He loved working with his hands, from farming, dehydrator mills, truck driving, building the Oahe Dam to handling explosives for a seismograph company. Through all of this, he provided well for his family, from a trailer to a house filled with comfortable furnishings and delicious food.

In 1965, he moved his family to Phoenix, Arizona for better job opportunities. He built a swimming pool in the backyard and grew beautiful roses in the front yard of his house. This love of gardening continued throughout his life.

The children have fond memories of a loving Daddy, who read bedtime stories followed by bear hugs during the week and sang a rumbling bass during church hymns on Sundays.

He was a Christian who taught his children to be thankful for each day.
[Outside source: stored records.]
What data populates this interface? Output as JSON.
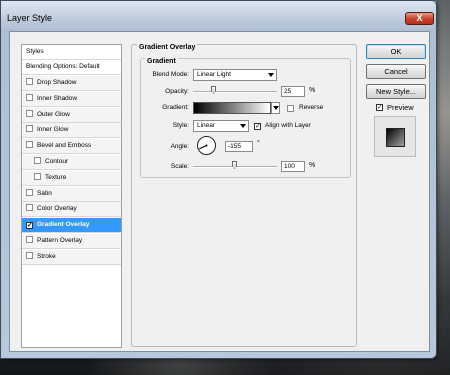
{
  "window": {
    "title": "Layer Style",
    "close_glyph": "X"
  },
  "styles_list": {
    "header": "Styles",
    "blending_options": "Blending Options: Default",
    "items": [
      {
        "label": "Drop Shadow",
        "checked": false,
        "indent": false
      },
      {
        "label": "Inner Shadow",
        "checked": false,
        "indent": false
      },
      {
        "label": "Outer Glow",
        "checked": false,
        "indent": false
      },
      {
        "label": "Inner Glow",
        "checked": false,
        "indent": false
      },
      {
        "label": "Bevel and Emboss",
        "checked": false,
        "indent": false
      },
      {
        "label": "Contour",
        "checked": false,
        "indent": true
      },
      {
        "label": "Texture",
        "checked": false,
        "indent": true
      },
      {
        "label": "Satin",
        "checked": false,
        "indent": false
      },
      {
        "label": "Color Overlay",
        "checked": false,
        "indent": false
      },
      {
        "label": "Gradient Overlay",
        "checked": true,
        "indent": false,
        "selected": true
      },
      {
        "label": "Pattern Overlay",
        "checked": false,
        "indent": false
      },
      {
        "label": "Stroke",
        "checked": false,
        "indent": false
      }
    ]
  },
  "panel": {
    "title": "Gradient Overlay",
    "section": "Gradient",
    "blend_mode_label": "Blend Mode:",
    "blend_mode_value": "Linear Light",
    "opacity_label": "Opacity:",
    "opacity_value": "25",
    "opacity_unit": "%",
    "opacity_level": 0.25,
    "gradient_label": "Gradient:",
    "reverse_label": "Reverse",
    "reverse_checked": false,
    "style_label": "Style:",
    "style_value": "Linear",
    "align_label": "Align with Layer",
    "align_checked": true,
    "angle_label": "Angle:",
    "angle_value": "-155",
    "angle_unit": "°",
    "scale_label": "Scale:",
    "scale_value": "100",
    "scale_unit": "%",
    "scale_level": 0.5
  },
  "buttons": {
    "ok": "OK",
    "cancel": "Cancel",
    "new_style": "New Style...",
    "preview_label": "Preview",
    "preview_checked": true
  }
}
A big, strong man, he demonstrated that it's okay to cry at the sound of a children's choir, when reading classic poetry or any other time. And that dancing is good for you. At the supper table, he often read a newspaper article to his family and encouraged discussion. He enjoyed teaching math, literature, English, philosophy, penmanship and history. He encouraged creativity from science fairs to shop class projects. He also helped home school his grandson, Justin. Because he loved to travel, the children recall many camping trips filled with exciting discoveries and learning outdoor survival skills. He rode a bicycle most of his life and brought his family along, encouraging them to be as active as possible. Byron's greatest gift to his children and grandchildren was to instill in their hearts a love and pride in their family history and heritage.

After a heart attack brought retirement in 1988, he built a bicycle with 144 gears and rode it across the nation.

He visited his cousin Dean Myers in Missouri, saw his niece and her family in Tennessee, rode through Lexington and Gothenburg a few times to visit friends and family, and had many adventures he loved to share. In 1997, he rode his bicycle from Texas to Phoenix to visit his daughter.

In recent years, Byron lived in his own apartment home in Phoenix. He decided that nursing homes weren't for him and his daughter accepted the tremendous task of being his caregiver. But of course, she couldn't have done this without the help of every loving member of his family. In his final days, Byron smiled and slipped away peacefully in the cradle of his family's love.

Like his parents, brother and his dog, Mickey, Byron coped with heart disease. He believed in cardiac research and treatment for humans and canines. He participated in fund raisers for this cause. His pacemaker will be donated to a veterinary hospital to save a waiting dog's life. He was also a donor to save human lives.

Survivors include his son Dennis Myers, his daughter, Sharon Myers Taylor and her husband, Karl; his grandsons, Justin Taylor and Dwaine Myers; his grand daughter Denina Myers Geistlinger and her husband, Marlow; and his great grand children Kaylah, Brandon and Brittany Geistlinger; niece Margot Myers Spore and her family; nephew R. Michael Myers; sister in law Marjorie Bellew Block and her family, and his shih tzu, Shortcake.

He was preceded in death by his father in 1960, his mother in 1980, his brother in 2003, his sister in law Gertrude Koolen Myers in 1998, his wife in 1996, his daughter Linda Carole Myers in 1951, his son Steven Douglas Myers in 1970, and by his special friend, Nancy Geho.

Memorial Service to be announced. In lieu of flowers, please donate to your local humane society or animal shelter and inform the family of your donation online at the link below. Online condolences may also be sent.  For an online tribute created by Byron's grand daughter, go to: